__Records for the exercise__
========================================================================

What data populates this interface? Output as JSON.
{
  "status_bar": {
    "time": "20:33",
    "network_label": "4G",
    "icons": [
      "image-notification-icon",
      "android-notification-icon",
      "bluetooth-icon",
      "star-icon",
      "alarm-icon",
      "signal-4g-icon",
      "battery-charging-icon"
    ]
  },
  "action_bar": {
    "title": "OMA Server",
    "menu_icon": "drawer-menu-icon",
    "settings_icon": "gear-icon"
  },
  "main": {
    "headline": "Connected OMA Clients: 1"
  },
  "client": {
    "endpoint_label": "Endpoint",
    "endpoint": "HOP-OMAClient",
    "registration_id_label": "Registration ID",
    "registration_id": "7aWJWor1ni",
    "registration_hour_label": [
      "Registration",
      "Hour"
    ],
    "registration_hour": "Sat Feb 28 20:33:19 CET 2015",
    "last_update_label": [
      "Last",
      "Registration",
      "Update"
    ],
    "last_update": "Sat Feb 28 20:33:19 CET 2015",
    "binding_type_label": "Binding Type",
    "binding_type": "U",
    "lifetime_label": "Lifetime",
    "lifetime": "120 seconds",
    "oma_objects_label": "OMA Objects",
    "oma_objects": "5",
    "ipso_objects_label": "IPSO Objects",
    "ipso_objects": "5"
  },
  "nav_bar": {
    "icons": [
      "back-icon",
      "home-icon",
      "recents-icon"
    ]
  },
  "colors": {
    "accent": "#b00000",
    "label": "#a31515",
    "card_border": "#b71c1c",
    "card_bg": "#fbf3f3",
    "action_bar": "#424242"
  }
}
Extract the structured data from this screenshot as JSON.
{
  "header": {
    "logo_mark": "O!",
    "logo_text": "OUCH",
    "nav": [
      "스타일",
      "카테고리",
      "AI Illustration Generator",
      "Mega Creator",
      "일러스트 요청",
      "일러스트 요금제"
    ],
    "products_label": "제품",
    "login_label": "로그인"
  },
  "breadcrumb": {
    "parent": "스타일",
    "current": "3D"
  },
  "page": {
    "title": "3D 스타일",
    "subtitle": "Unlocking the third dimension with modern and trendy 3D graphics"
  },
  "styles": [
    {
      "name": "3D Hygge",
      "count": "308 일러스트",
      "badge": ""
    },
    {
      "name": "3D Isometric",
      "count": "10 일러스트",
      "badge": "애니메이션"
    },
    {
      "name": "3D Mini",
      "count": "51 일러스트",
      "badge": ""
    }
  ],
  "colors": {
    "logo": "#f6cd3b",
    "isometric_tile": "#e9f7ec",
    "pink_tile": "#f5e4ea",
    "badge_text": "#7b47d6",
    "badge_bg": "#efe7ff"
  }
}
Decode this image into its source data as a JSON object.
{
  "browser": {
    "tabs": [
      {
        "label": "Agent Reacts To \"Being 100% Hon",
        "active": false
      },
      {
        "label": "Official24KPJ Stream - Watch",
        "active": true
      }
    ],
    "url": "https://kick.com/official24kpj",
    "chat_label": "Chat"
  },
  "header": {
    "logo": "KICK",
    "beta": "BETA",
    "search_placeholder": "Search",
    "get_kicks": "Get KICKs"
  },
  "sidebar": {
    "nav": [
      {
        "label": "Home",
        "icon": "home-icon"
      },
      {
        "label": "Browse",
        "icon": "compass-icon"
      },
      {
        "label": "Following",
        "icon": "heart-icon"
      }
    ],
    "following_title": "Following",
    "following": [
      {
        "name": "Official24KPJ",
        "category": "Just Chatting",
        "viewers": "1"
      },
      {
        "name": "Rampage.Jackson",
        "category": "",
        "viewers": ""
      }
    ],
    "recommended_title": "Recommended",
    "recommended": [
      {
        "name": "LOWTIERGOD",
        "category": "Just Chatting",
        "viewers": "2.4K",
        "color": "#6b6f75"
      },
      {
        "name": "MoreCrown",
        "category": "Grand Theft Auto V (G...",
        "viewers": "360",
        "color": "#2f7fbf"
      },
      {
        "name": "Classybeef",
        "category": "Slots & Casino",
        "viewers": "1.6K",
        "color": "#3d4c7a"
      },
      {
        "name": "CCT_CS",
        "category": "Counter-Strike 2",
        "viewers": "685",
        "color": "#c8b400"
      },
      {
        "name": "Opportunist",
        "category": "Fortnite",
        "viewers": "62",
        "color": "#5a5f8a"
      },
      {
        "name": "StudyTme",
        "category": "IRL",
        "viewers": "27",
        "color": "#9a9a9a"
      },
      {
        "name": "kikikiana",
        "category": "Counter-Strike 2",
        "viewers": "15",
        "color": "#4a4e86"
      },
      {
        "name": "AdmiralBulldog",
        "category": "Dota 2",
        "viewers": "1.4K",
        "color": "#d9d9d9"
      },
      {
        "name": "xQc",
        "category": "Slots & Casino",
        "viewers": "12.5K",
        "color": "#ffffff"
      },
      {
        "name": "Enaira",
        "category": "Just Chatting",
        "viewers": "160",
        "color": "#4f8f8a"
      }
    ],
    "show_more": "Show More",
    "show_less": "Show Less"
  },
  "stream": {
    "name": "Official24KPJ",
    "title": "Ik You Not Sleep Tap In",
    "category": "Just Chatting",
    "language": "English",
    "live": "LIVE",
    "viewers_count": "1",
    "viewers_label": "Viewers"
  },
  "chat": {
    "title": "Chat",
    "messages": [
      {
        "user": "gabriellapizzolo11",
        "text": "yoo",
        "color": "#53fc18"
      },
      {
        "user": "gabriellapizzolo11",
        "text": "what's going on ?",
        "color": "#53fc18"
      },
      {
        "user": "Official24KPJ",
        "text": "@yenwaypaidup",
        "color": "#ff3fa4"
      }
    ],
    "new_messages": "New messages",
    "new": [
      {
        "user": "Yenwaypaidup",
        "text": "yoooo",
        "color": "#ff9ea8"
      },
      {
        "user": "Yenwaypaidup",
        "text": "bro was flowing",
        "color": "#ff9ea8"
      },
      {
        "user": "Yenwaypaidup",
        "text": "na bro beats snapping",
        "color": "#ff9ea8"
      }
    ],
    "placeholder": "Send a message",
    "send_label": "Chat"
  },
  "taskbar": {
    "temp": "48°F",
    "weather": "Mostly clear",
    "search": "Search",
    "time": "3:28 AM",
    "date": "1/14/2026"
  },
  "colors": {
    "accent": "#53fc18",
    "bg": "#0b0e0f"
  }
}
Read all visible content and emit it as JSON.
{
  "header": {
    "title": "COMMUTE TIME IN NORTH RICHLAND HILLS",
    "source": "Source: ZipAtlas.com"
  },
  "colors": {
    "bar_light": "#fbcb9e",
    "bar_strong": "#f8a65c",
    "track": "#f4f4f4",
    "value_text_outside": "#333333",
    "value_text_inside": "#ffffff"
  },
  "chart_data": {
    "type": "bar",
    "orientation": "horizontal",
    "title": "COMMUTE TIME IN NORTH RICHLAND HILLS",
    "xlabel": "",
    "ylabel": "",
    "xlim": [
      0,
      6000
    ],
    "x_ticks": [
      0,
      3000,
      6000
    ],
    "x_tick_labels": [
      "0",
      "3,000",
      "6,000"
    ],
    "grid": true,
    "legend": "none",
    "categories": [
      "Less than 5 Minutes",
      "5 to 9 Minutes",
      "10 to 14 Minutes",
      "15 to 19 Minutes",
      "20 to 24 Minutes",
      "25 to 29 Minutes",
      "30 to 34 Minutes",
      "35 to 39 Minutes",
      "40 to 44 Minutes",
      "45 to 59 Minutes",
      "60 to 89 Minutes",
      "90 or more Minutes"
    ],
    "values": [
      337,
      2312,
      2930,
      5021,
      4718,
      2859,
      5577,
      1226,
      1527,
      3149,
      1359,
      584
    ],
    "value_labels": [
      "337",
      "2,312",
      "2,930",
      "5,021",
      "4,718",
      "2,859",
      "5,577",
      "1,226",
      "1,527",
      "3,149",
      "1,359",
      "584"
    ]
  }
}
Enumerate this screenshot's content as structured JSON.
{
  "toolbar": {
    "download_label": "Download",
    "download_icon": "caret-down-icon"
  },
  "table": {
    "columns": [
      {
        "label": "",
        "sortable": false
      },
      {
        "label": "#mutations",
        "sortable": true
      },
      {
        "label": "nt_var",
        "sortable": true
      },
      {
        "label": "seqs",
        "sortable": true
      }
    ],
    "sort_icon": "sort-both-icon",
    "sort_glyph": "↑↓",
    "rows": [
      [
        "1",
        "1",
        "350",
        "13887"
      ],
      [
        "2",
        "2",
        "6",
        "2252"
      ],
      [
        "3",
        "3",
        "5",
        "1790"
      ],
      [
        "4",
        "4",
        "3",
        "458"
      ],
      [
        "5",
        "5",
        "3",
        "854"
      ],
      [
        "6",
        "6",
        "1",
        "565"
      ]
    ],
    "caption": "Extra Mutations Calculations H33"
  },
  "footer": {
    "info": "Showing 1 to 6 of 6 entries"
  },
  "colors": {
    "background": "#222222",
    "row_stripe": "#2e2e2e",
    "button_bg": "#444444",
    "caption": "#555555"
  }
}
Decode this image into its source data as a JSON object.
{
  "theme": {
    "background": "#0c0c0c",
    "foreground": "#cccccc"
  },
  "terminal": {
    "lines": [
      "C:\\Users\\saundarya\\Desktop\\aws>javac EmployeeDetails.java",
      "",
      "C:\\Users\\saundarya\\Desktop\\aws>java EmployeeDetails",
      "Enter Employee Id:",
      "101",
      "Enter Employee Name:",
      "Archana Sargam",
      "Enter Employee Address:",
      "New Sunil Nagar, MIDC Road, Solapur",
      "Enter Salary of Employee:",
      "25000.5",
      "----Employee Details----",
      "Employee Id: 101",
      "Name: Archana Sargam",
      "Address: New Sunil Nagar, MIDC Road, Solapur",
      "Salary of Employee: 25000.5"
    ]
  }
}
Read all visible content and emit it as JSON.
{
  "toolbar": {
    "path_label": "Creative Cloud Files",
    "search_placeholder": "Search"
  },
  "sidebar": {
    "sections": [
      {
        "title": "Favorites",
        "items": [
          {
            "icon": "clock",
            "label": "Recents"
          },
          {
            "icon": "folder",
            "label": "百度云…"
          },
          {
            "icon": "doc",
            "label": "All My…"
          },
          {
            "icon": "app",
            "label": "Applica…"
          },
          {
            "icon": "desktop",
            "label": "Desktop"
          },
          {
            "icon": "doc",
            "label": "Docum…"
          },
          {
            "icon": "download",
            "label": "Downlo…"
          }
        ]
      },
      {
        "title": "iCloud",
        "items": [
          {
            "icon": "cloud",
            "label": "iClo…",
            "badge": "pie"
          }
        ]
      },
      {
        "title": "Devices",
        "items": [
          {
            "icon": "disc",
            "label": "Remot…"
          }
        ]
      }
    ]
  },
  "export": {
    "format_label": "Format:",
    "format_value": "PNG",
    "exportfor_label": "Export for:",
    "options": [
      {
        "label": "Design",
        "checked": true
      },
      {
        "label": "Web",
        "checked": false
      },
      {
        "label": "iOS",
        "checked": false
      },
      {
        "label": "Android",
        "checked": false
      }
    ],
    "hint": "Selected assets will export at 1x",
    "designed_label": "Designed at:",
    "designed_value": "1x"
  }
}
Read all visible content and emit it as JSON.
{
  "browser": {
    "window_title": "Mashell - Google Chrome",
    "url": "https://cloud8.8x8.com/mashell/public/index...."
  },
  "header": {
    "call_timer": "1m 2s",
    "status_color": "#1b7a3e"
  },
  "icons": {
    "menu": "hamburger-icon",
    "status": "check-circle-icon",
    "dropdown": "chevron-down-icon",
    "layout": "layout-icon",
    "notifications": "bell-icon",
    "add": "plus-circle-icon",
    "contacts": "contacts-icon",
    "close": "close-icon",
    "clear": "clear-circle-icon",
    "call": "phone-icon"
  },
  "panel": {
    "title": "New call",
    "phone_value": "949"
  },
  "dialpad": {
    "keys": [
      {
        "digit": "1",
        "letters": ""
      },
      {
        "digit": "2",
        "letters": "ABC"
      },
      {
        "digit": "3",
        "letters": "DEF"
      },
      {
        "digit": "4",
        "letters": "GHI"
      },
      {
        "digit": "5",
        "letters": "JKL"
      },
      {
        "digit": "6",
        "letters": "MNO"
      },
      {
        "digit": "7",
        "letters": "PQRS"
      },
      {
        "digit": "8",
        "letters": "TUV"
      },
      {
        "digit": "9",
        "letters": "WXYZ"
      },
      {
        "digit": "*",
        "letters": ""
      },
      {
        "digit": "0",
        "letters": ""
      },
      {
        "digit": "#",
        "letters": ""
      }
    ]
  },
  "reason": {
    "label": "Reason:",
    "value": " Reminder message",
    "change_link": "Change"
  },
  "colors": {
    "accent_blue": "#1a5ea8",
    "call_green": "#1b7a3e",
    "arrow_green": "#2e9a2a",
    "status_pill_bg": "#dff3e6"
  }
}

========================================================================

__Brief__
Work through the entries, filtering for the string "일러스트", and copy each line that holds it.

__Response__
      "일러스트 요청",
      "일러스트 요금제"
      "count": "308 일러스트",
      "count": "10 일러스트",
      "count": "51 일러스트",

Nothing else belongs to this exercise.